(Extracted records)
☆ ☆ ☆ ☆ ☆ ☆ ☆
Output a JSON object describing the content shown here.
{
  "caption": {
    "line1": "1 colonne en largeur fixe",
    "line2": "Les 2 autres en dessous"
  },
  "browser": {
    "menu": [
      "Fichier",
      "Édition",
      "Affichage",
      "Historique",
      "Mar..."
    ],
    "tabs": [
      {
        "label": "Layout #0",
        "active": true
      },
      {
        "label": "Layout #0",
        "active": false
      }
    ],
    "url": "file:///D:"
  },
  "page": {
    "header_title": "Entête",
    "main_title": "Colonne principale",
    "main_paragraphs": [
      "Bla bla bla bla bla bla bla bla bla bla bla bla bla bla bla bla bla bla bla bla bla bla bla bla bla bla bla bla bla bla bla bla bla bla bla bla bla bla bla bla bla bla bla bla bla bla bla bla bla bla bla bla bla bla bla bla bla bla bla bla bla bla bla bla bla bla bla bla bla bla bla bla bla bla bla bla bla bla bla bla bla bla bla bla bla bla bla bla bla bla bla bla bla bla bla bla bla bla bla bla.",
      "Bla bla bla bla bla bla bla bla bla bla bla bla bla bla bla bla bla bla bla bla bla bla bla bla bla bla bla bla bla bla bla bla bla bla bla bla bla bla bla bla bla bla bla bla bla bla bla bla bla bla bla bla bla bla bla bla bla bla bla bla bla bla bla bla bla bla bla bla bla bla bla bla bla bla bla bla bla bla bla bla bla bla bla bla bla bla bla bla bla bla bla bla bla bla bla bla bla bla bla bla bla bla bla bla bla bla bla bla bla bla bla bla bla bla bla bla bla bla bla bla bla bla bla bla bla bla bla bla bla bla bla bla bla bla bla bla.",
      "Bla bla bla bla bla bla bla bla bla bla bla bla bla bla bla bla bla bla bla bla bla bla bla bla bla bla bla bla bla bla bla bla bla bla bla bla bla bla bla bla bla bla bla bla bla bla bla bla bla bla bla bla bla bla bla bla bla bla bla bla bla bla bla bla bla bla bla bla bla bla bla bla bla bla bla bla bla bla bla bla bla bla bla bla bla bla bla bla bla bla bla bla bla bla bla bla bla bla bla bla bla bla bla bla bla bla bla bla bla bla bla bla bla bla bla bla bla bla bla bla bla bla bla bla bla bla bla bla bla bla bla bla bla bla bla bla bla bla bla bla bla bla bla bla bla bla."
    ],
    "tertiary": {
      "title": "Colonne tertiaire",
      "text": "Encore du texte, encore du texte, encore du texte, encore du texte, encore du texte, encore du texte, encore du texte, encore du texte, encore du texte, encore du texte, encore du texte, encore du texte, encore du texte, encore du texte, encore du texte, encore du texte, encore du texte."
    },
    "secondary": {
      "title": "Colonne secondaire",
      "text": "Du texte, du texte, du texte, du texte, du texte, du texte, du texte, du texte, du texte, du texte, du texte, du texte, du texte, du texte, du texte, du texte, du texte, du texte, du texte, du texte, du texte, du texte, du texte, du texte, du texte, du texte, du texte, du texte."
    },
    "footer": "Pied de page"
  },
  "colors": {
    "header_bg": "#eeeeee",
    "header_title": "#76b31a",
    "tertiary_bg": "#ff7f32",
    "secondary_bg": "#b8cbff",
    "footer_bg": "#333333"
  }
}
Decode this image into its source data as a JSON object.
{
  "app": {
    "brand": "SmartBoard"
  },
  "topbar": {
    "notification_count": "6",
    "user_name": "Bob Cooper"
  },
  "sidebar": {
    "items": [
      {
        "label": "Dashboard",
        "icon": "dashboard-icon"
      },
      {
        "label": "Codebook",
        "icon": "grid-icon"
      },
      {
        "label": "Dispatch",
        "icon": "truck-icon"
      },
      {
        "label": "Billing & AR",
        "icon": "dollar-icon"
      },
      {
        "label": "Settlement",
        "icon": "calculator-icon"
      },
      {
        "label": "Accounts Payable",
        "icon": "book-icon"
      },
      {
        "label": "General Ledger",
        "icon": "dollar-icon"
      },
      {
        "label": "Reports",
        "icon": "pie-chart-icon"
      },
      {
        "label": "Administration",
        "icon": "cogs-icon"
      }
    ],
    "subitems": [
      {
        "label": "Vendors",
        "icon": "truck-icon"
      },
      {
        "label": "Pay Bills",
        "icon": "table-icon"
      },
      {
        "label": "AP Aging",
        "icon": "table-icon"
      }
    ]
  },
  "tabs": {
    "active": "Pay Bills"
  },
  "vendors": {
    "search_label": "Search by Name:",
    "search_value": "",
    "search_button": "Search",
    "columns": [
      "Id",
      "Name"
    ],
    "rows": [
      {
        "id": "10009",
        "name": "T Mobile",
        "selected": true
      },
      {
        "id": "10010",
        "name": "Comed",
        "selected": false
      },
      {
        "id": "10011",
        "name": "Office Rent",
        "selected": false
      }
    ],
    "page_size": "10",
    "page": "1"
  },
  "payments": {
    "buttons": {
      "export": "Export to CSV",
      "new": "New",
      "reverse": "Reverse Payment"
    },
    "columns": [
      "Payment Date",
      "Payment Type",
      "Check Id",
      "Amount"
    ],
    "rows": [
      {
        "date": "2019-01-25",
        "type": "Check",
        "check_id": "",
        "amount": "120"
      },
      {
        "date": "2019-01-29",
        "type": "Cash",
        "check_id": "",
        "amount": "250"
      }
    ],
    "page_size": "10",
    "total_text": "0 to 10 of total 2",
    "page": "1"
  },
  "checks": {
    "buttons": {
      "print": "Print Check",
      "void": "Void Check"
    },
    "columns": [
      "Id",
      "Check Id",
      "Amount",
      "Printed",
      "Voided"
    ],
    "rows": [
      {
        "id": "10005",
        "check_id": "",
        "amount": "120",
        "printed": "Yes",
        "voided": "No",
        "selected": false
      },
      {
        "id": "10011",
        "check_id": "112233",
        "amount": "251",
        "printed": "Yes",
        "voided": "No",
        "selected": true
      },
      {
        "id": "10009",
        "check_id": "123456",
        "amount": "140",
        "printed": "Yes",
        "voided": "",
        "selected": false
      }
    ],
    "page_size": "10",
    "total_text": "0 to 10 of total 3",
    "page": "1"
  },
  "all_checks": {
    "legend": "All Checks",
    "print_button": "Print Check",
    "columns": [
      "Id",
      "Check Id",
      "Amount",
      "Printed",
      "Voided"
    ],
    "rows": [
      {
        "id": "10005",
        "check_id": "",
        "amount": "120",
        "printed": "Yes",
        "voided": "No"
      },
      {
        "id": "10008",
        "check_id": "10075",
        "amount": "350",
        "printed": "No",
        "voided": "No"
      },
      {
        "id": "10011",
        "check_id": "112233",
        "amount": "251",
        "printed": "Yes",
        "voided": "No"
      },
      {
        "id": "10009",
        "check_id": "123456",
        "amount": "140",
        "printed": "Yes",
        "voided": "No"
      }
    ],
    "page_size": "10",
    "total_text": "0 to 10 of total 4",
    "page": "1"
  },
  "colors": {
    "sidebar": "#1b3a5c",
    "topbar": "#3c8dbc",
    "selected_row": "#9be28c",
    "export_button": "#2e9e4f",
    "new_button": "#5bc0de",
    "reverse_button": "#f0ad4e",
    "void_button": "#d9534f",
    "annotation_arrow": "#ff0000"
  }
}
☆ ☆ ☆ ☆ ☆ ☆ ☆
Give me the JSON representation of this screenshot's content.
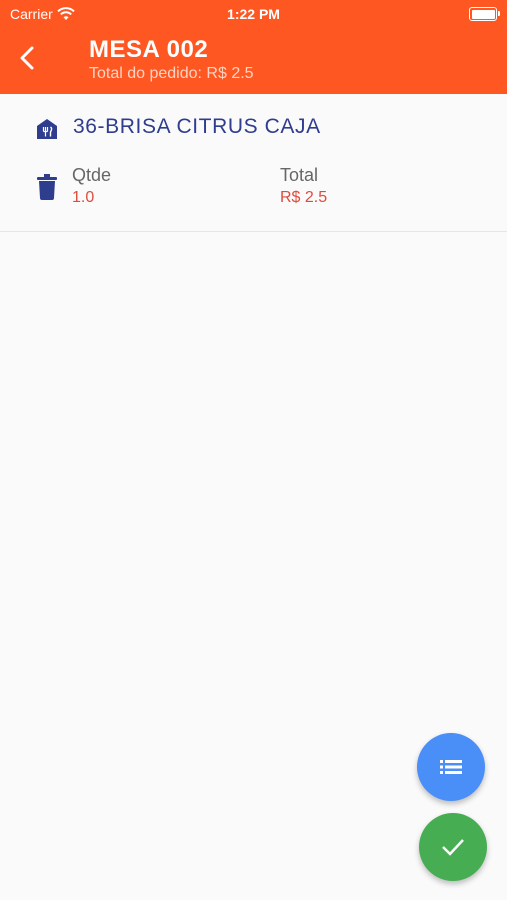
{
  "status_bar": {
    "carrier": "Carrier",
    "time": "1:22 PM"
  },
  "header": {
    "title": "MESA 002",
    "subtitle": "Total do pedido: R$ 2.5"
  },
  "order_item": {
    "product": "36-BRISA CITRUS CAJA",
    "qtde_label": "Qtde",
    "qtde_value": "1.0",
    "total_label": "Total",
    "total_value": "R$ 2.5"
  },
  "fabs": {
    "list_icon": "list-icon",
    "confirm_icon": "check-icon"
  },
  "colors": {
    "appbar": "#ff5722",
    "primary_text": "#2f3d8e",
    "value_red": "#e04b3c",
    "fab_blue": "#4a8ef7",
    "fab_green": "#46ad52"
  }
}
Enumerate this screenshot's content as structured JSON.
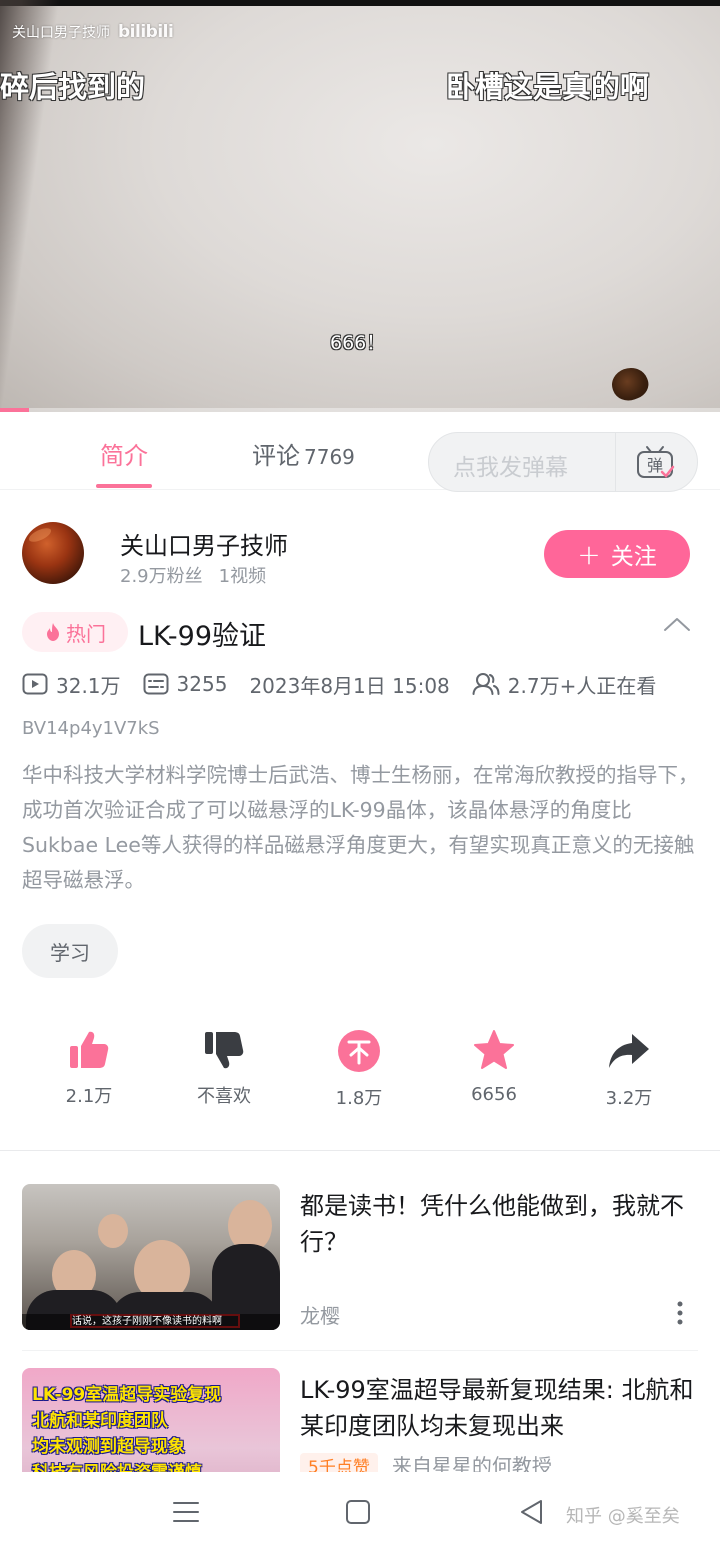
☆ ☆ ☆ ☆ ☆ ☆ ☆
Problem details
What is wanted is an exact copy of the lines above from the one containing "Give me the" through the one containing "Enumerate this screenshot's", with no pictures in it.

Task output
Give me the JSON representation of this screenshot's content.
{
  "status_bar": {
    "carrier": "Carrier",
    "time": "1:22 PM"
  },
  "header": {
    "title": "MESA 002",
    "subtitle": "Total do pedido: R$ 2.5"
  },
  "order_item": {
    "product": "36-BRISA CITRUS CAJA",
    "qtde_label": "Qtde",
    "qtde_value": "1.0",
    "total_label": "Total",
    "total_value": "R$ 2.5"
  },
  "fabs": {
    "list_icon": "list-icon",
    "confirm_icon": "check-icon"
  },
  "colors": {
    "appbar": "#ff5722",
    "primary_text": "#2f3d8e",
    "value_red": "#e04b3c",
    "fab_blue": "#4a8ef7",
    "fab_green": "#46ad52"
  }
}
Enumerate this screenshot's content as structured JSON.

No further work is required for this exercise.